[Material provided Boundary: Start]

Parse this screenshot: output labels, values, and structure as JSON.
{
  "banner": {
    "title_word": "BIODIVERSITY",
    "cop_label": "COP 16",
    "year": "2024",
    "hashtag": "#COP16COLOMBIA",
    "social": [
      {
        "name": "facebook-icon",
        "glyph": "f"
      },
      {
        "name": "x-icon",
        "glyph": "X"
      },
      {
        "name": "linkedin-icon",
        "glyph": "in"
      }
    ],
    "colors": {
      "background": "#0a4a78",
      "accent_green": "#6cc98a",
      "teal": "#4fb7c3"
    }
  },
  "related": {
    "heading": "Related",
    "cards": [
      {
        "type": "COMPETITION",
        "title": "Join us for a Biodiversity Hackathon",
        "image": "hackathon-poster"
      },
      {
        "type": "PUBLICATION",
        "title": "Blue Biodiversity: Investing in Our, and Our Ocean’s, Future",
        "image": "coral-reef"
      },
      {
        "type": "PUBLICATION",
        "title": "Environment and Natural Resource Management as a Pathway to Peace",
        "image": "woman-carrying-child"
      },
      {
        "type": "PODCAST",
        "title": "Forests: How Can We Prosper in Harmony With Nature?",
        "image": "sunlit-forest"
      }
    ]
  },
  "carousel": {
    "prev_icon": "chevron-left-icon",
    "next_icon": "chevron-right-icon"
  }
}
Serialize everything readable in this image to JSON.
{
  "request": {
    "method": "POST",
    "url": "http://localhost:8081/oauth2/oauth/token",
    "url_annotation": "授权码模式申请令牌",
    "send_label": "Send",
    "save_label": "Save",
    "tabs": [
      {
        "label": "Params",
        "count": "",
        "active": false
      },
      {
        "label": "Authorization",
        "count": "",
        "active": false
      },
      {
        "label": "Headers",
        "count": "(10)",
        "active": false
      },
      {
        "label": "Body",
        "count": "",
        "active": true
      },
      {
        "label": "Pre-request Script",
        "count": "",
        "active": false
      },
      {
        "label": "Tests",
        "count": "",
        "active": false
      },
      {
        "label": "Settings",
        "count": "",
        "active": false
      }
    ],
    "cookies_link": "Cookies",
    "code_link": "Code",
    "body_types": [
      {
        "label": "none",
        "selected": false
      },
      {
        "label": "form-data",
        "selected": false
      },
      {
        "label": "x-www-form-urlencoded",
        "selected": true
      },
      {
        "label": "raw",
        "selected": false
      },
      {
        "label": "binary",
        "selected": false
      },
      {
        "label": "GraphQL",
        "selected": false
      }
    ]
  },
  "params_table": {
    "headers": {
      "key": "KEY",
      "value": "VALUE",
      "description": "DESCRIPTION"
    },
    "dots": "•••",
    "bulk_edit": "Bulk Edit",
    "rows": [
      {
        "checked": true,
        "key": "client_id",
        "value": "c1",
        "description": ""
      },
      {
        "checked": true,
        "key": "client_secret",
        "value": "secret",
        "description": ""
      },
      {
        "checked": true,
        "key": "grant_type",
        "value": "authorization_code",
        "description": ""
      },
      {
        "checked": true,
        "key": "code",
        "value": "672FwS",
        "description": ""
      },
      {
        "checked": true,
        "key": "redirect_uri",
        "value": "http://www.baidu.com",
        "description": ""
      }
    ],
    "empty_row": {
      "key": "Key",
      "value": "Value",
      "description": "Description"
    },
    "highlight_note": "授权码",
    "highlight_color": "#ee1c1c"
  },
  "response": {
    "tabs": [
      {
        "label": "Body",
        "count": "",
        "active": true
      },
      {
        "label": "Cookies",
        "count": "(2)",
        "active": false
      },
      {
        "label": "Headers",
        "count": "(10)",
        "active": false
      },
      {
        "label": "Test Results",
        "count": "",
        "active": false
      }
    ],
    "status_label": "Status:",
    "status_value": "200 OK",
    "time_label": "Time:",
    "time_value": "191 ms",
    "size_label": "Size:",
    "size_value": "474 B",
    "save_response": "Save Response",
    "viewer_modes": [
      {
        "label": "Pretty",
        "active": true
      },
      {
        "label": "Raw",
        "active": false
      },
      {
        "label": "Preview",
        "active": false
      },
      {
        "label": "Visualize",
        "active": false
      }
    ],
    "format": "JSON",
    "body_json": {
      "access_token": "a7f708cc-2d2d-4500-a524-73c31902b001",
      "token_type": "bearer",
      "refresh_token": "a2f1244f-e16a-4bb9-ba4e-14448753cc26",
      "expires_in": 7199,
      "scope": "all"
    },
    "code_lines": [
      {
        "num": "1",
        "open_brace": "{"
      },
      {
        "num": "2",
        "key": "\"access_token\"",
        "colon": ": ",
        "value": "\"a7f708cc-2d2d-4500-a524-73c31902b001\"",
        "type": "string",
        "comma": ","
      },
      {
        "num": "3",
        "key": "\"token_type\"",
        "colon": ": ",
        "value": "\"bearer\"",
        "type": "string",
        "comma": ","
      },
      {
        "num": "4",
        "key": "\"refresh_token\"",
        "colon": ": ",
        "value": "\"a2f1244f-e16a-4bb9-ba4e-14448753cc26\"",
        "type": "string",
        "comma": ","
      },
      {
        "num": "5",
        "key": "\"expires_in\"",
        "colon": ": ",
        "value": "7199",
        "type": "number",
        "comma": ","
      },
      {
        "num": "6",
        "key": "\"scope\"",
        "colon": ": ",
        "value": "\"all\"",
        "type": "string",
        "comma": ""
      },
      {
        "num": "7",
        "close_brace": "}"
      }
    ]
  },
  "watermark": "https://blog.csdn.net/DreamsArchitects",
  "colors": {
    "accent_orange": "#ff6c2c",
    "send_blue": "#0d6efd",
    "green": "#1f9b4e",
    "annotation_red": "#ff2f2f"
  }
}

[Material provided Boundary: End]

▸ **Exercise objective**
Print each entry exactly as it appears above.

▸ **Exercise response**
Parse this screenshot: output labels, values, and structure as JSON.
{
  "banner": {
    "title_word": "BIODIVERSITY",
    "cop_label": "COP 16",
    "year": "2024",
    "hashtag": "#COP16COLOMBIA",
    "social": [
      {
        "name": "facebook-icon",
        "glyph": "f"
      },
      {
        "name": "x-icon",
        "glyph": "X"
      },
      {
        "name": "linkedin-icon",
        "glyph": "in"
      }
    ],
    "colors": {
      "background": "#0a4a78",
      "accent_green": "#6cc98a",
      "teal": "#4fb7c3"
    }
  },
  "related": {
    "heading": "Related",
    "cards": [
      {
        "type": "COMPETITION",
        "title": "Join us for a Biodiversity Hackathon",
        "image": "hackathon-poster"
      },
      {
        "type": "PUBLICATION",
        "title": "Blue Biodiversity: Investing in Our, and Our Ocean’s, Future",
        "image": "coral-reef"
      },
      {
        "type": "PUBLICATION",
        "title": "Environment and Natural Resource Management as a Pathway to Peace",
        "image": "woman-carrying-child"
      },
      {
        "type": "PODCAST",
        "title": "Forests: How Can We Prosper in Harmony With Nature?",
        "image": "sunlit-forest"
      }
    ]
  },
  "carousel": {
    "prev_icon": "chevron-left-icon",
    "next_icon": "chevron-right-icon"
  }
}
Serialize everything readable in this image to JSON.
{
  "request": {
    "method": "POST",
    "url": "http://localhost:8081/oauth2/oauth/token",
    "url_annotation": "授权码模式申请令牌",
    "send_label": "Send",
    "save_label": "Save",
    "tabs": [
      {
        "label": "Params",
        "count": "",
        "active": false
      },
      {
        "label": "Authorization",
        "count": "",
        "active": false
      },
      {
        "label": "Headers",
        "count": "(10)",
        "active": false
      },
      {
        "label": "Body",
        "count": "",
        "active": true
      },
      {
        "label": "Pre-request Script",
        "count": "",
        "active": false
      },
      {
        "label": "Tests",
        "count": "",
        "active": false
      },
      {
        "label": "Settings",
        "count": "",
        "active": false
      }
    ],
    "cookies_link": "Cookies",
    "code_link": "Code",
    "body_types": [
      {
        "label": "none",
        "selected": false
      },
      {
        "label": "form-data",
        "selected": false
      },
      {
        "label": "x-www-form-urlencoded",
        "selected": true
      },
      {
        "label": "raw",
        "selected": false
      },
      {
        "label": "binary",
        "selected": false
      },
      {
        "label": "GraphQL",
        "selected": false
      }
    ]
  },
  "params_table": {
    "headers": {
      "key": "KEY",
      "value": "VALUE",
      "description": "DESCRIPTION"
    },
    "dots": "•••",
    "bulk_edit": "Bulk Edit",
    "rows": [
      {
        "checked": true,
        "key": "client_id",
        "value": "c1",
        "description": ""
      },
      {
        "checked": true,
        "key": "client_secret",
        "value": "secret",
        "description": ""
      },
      {
        "checked": true,
        "key": "grant_type",
        "value": "authorization_code",
        "description": ""
      },
      {
        "checked": true,
        "key": "code",
        "value": "672FwS",
        "description": ""
      },
      {
        "checked": true,
        "key": "redirect_uri",
        "value": "http://www.baidu.com",
        "description": ""
      }
    ],
    "empty_row": {
      "key": "Key",
      "value": "Value",
      "description": "Description"
    },
    "highlight_note": "授权码",
    "highlight_color": "#ee1c1c"
  },
  "response": {
    "tabs": [
      {
        "label": "Body",
        "count": "",
        "active": true
      },
      {
        "label": "Cookies",
        "count": "(2)",
        "active": false
      },
      {
        "label": "Headers",
        "count": "(10)",
        "active": false
      },
      {
        "label": "Test Results",
        "count": "",
        "active": false
      }
    ],
    "status_label": "Status:",
    "status_value": "200 OK",
    "time_label": "Time:",
    "time_value": "191 ms",
    "size_label": "Size:",
    "size_value": "474 B",
    "save_response": "Save Response",
    "viewer_modes": [
      {
        "label": "Pretty",
        "active": true
      },
      {
        "label": "Raw",
        "active": false
      },
      {
        "label": "Preview",
        "active": false
      },
      {
        "label": "Visualize",
        "active": false
      }
    ],
    "format": "JSON",
    "body_json": {
      "access_token": "a7f708cc-2d2d-4500-a524-73c31902b001",
      "token_type": "bearer",
      "refresh_token": "a2f1244f-e16a-4bb9-ba4e-14448753cc26",
      "expires_in": 7199,
      "scope": "all"
    },
    "code_lines": [
      {
        "num": "1",
        "open_brace": "{"
      },
      {
        "num": "2",
        "key": "\"access_token\"",
        "colon": ": ",
        "value": "\"a7f708cc-2d2d-4500-a524-73c31902b001\"",
        "type": "string",
        "comma": ","
      },
      {
        "num": "3",
        "key": "\"token_type\"",
        "colon": ": ",
        "value": "\"bearer\"",
        "type": "string",
        "comma": ","
      },
      {
        "num": "4",
        "key": "\"refresh_token\"",
        "colon": ": ",
        "value": "\"a2f1244f-e16a-4bb9-ba4e-14448753cc26\"",
        "type": "string",
        "comma": ","
      },
      {
        "num": "5",
        "key": "\"expires_in\"",
        "colon": ": ",
        "value": "7199",
        "type": "number",
        "comma": ","
      },
      {
        "num": "6",
        "key": "\"scope\"",
        "colon": ": ",
        "value": "\"all\"",
        "type": "string",
        "comma": ""
      },
      {
        "num": "7",
        "close_brace": "}"
      }
    ]
  },
  "watermark": "https://blog.csdn.net/DreamsArchitects",
  "colors": {
    "accent_orange": "#ff6c2c",
    "send_blue": "#0d6efd",
    "green": "#1f9b4e",
    "annotation_red": "#ff2f2f"
  }
}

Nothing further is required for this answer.